Data about app and page elements:
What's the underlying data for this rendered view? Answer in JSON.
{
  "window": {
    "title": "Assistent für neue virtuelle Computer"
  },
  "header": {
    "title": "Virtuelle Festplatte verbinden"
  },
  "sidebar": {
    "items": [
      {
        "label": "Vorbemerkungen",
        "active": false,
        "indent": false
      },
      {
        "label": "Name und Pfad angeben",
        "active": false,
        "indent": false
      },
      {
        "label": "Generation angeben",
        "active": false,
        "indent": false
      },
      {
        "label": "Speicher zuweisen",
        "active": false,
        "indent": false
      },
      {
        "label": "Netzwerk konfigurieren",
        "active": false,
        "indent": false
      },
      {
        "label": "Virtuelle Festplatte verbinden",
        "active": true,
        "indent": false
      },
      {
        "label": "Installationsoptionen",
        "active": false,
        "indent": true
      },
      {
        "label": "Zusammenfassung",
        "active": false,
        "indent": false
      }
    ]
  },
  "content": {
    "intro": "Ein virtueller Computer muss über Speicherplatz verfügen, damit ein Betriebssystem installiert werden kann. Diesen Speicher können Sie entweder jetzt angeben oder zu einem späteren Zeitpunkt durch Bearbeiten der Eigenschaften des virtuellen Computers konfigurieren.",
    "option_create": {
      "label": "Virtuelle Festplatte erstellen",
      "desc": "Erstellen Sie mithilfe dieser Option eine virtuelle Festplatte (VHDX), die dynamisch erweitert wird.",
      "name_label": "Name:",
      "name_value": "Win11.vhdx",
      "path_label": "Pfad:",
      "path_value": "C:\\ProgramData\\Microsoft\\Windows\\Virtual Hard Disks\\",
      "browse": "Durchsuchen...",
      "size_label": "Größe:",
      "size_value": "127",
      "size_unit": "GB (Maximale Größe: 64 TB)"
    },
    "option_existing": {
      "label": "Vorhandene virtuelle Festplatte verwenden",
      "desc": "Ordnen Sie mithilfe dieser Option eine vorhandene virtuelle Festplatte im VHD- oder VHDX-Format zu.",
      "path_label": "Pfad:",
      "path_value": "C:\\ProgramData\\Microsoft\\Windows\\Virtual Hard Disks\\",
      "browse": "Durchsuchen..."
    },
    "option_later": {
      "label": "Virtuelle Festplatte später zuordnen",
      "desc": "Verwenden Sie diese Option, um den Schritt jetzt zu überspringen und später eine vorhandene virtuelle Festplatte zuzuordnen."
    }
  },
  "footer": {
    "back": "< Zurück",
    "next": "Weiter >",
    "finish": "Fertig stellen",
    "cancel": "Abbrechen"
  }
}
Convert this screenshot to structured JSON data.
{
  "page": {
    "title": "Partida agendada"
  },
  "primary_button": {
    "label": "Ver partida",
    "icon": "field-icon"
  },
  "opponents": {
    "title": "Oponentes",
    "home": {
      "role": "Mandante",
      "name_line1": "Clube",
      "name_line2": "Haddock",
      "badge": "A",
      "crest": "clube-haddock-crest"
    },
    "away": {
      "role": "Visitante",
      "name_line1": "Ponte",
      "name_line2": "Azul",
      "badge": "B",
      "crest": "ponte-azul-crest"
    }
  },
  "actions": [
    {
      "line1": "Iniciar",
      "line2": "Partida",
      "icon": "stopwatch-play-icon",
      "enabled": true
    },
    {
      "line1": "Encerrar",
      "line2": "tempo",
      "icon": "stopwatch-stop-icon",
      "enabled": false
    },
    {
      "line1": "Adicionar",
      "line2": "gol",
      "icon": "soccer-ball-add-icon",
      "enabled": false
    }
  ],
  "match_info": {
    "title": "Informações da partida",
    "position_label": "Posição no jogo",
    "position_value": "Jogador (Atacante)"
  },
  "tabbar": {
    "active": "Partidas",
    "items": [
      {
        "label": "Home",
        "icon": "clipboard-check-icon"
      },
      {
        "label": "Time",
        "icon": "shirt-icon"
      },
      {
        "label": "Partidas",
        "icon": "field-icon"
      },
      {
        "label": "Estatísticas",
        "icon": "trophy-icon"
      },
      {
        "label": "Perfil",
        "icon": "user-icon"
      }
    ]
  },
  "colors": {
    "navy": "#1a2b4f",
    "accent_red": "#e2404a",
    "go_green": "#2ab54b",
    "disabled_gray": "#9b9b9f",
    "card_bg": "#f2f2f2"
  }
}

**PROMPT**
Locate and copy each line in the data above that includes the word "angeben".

**REPLY TO THE TASK**
        "label": "Name und Pfad angeben",
        "label": "Generation angeben",
    "intro": "Ein virtueller Computer muss über Speicherplatz verfügen, damit ein Betriebssystem installiert werden kann. Diesen Speicher können Sie entweder jetzt angeben oder zu einem späteren Zeitpunkt durch Bearbeiten der Eigenschaften des virtuellen Computers konfigurieren.",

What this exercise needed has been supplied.